the Madonna dell' Impannata, 125 ; Madonna in a Bed- 
chamber, 125. 

Rossellino, Antonio, Nativity in Sari Miniato, 167. 

Rubens, Holy Families, 149. 

Salimbeni, Holy Family, 126. 

Sarto, Andrea del, Madonna di San Francesco, 42 ; Madonna 
in the Berlin Gallery, 69. 

Sassoferrato, Madonna in Vatican Gallery, 89; Madonna 
with Sleeping Child, 148. 

Savoldo, Madonna in the Brera, 79. 

Schongauer, Madonna in Munich, 60 ; Holy Family, 121-123, 

Siena, Guido da, Madonna, 38. 

Signorelli, Nativity in the National Gallery, 172. 

Sodoma, Madonna in the 1'rera, 104 (note). 

Solario, Madonna of the Green Cushion, 146. 

Lo Spagna, Madonna once attributed to, 73, 


Spanish School, Madonna in the Dresden Gallery, 89. 

Tintoretto, Madonna in the Berlin Gallery, 89. 

Titian, Vierge au Lapin, 115 (note), 142; Madonna of the 

Cherries, 141 (note) ; Madonnas and Saints at Dresden, 

141 (note) ; Madonna with Sts. Ulfo and Brigida, 142 ; 
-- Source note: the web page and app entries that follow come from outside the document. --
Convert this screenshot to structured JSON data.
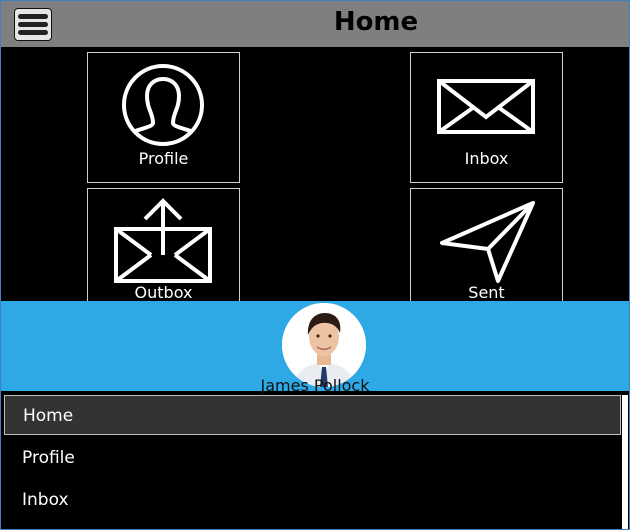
{
  "header": {
    "title": "Home",
    "menu_icon": "hamburger-icon"
  },
  "tiles": [
    {
      "label": "Profile",
      "icon": "person-icon"
    },
    {
      "label": "Inbox",
      "icon": "envelope-icon"
    },
    {
      "label": "Outbox",
      "icon": "envelope-upload-icon"
    },
    {
      "label": "Sent",
      "icon": "paper-plane-icon"
    }
  ],
  "user": {
    "name": "James Pollock"
  },
  "colors": {
    "header_bg": "#7f7f7f",
    "accent": "#2fa9e6",
    "background": "#000000",
    "selected_item_bg": "#333333"
  },
  "menu": {
    "items": [
      "Home",
      "Profile",
      "Inbox"
    ],
    "selected": "Home"
  }
}
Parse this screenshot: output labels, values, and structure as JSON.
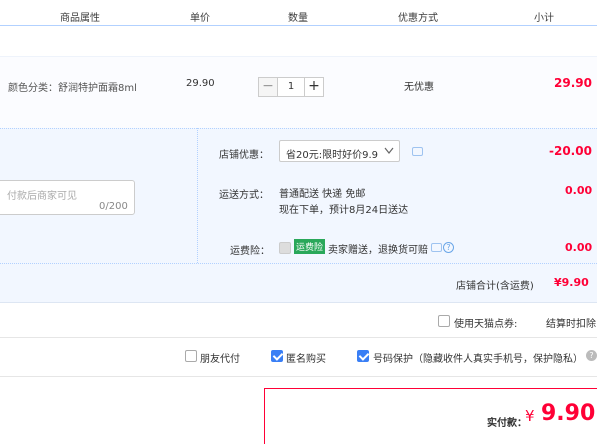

Madonna with Roses, 142 ; Madonna and Saints, 145 ; 

Pesaro Madonna, 56. 

Titian, School of, Madonna in Berlin, 177. 
Umbrian School, Madonna by, in the National Gallery, 73-74. 
Veronese, Madonna in the Venice Academy, 56. 
Vinci, Leonardo da, Madonna of the Rocks, 100-104. 
Vivarini, Bartolommeo, Madonnas, 178. 
Vivarini, Luigi, Madonna in the Church of the Redentore,